* Milo does not charge speaking fees, though he did mention that several universities have tried to stop his lectures by imposing last-minute security charges of thousands of dollars on the students who organized them.
* Milo is against sin taxes because he believes they disproportionately hit the lower classes. In his view, taxes on alcohol, cigarettes, and other vices are punishing poorer people for some of the few pleasures they have in life.
* In listening to Milo’s lectures, I can’t help but notice what seem like two distinct Milo personas. On one hand we have the 14-year old Milo, who is dishing out jokes and making jabs, and on the other hand we have the calm, intellectual Milo, who is carefully developing his line of argumentation and supplying data to support his position. Milo has developed a good balance between the two, which is no doubt the result of all the practice he’s had in public speaking.

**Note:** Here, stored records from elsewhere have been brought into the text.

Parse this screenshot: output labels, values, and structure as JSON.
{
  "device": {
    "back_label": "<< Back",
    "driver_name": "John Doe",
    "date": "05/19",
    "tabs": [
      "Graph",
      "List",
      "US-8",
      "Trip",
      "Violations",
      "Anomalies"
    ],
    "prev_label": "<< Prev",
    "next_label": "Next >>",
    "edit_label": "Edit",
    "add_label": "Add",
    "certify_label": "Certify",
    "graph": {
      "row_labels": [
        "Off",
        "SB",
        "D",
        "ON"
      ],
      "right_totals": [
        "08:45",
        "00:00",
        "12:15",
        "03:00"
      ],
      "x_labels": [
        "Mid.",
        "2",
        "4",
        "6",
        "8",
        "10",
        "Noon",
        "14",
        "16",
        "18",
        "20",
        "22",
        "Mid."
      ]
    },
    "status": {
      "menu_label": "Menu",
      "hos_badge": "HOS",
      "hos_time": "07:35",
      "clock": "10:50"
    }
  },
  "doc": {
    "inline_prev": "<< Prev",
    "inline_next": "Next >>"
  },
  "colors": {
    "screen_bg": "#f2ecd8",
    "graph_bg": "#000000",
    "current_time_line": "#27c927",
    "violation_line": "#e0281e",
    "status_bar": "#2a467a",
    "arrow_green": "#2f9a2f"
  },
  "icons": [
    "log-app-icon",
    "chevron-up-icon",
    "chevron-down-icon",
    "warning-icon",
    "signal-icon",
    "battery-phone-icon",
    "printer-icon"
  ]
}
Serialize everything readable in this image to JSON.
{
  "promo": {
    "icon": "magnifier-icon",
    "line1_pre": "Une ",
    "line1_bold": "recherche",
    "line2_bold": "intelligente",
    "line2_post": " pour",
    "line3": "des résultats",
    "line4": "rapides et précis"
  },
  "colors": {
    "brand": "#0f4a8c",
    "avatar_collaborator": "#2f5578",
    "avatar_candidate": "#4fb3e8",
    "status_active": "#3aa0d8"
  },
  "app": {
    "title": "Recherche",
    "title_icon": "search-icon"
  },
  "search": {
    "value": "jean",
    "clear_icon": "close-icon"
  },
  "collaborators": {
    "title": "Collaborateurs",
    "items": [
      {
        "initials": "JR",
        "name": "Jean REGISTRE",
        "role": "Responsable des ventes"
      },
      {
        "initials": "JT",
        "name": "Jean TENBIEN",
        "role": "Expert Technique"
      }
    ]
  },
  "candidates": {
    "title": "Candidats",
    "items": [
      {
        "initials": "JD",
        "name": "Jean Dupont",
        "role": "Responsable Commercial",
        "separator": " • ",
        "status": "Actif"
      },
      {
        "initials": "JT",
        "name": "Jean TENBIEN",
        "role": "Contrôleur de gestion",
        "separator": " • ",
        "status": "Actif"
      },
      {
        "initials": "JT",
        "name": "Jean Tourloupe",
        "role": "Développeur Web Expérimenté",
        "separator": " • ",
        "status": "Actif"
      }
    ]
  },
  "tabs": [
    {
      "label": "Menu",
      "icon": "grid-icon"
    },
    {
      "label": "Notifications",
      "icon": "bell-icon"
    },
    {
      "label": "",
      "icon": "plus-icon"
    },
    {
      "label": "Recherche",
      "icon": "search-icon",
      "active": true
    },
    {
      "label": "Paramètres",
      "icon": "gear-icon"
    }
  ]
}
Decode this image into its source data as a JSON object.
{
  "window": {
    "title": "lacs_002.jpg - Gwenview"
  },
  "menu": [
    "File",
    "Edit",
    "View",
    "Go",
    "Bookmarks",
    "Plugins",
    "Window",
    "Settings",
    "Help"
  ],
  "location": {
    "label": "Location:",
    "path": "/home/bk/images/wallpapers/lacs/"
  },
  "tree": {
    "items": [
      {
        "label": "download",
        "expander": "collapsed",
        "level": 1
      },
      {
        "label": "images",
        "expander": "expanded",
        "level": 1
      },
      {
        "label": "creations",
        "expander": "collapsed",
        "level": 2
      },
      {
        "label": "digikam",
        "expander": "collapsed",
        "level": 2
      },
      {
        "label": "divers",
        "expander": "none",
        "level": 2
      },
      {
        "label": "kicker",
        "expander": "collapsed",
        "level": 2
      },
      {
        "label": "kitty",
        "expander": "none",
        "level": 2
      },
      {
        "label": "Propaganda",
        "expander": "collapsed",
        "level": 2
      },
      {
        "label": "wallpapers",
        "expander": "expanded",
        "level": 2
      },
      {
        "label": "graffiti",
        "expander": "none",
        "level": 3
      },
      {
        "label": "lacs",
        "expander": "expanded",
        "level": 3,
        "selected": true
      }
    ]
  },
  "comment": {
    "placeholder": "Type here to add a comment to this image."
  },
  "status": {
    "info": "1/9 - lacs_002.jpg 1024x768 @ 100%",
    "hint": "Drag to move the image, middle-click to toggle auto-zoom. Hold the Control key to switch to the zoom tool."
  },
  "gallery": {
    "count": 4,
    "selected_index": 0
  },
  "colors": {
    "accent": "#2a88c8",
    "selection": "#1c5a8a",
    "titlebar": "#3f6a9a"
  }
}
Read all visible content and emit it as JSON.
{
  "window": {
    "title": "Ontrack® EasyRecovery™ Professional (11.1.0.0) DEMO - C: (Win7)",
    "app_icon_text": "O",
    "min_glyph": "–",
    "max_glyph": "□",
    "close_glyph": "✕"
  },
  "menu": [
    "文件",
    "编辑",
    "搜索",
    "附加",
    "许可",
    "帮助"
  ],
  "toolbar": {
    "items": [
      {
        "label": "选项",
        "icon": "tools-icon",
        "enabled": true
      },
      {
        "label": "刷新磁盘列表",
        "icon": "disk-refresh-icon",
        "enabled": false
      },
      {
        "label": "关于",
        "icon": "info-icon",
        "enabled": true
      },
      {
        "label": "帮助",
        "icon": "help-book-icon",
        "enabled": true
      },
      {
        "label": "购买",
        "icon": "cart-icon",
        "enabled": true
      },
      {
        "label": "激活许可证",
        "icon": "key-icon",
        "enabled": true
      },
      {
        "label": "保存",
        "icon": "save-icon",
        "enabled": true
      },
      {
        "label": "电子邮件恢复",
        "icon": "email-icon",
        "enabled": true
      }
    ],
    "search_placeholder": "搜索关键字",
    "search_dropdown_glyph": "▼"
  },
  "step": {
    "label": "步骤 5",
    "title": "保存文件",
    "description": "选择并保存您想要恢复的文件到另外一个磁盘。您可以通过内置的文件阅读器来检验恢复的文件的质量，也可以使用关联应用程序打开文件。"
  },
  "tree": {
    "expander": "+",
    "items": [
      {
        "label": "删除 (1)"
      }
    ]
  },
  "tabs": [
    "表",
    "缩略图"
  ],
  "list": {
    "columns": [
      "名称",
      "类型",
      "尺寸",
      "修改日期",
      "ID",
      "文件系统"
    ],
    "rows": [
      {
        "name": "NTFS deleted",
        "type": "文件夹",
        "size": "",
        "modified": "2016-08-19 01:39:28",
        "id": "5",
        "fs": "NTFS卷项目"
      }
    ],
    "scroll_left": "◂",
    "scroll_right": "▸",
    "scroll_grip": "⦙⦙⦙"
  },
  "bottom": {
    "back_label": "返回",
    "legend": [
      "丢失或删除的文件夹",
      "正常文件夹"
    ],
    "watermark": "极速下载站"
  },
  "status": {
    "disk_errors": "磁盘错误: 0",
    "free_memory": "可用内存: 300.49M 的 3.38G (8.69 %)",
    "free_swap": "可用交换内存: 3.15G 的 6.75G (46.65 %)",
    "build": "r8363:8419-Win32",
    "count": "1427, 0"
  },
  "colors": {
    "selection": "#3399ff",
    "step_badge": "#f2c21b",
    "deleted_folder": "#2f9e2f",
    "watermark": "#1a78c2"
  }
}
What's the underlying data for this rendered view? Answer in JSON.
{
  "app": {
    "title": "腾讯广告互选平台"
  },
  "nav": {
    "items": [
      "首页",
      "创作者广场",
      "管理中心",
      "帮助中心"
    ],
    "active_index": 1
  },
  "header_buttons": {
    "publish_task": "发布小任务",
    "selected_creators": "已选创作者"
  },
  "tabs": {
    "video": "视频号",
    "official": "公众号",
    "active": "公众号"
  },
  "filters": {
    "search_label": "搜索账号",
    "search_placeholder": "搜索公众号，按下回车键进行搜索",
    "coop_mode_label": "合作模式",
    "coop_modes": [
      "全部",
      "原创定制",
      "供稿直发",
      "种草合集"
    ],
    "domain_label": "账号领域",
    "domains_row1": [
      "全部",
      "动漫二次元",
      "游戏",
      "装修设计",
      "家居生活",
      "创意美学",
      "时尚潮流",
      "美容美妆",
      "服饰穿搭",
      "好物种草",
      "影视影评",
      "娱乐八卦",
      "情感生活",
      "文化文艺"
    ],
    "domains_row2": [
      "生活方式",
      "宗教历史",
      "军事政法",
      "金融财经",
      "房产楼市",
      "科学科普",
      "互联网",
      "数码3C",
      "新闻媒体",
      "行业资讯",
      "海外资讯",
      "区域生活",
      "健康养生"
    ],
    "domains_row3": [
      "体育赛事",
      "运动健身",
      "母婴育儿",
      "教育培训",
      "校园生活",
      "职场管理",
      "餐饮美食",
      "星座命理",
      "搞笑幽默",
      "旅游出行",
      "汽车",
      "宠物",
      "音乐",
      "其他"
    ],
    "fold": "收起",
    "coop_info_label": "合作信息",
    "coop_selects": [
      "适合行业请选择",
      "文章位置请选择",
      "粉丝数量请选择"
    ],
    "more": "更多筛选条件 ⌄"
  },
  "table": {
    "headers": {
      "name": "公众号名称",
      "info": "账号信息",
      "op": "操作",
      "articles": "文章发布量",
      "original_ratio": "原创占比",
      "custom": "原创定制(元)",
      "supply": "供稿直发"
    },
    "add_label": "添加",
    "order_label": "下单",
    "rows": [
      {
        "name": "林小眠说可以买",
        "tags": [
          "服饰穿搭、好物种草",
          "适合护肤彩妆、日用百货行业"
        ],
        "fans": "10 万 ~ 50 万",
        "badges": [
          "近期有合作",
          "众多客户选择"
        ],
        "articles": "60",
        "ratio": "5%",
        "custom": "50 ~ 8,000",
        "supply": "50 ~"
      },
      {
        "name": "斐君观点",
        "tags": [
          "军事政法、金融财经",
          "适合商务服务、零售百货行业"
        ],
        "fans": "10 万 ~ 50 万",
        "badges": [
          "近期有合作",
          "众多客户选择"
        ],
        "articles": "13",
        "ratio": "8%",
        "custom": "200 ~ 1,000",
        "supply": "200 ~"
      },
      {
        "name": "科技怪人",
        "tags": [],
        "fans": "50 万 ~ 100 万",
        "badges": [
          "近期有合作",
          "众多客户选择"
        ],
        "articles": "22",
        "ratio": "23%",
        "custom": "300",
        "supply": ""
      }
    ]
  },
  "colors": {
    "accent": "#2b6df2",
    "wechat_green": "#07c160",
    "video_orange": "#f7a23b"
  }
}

That’s the information I was able to garner from my time watching and listening to Milo. Having watched and listened to his lectures, in their entirety and in context, I have a better understanding now of what he is and what he is not, though there are some gaps in my knowledge of him that remain to be filled. Personally, I would disagree with Milo on a number points, and I certainly don’t care for some of the language he uses, but at the same time I can’t deny that he’s a fascinating individual and I can see why he has attracting both a legion of adoring fans, as well as large mass of critics. The recent pedophilia scandal will no doubt put a massive black mark on his name, and maybe will even end his career entirely, but it’s still too soon to tell.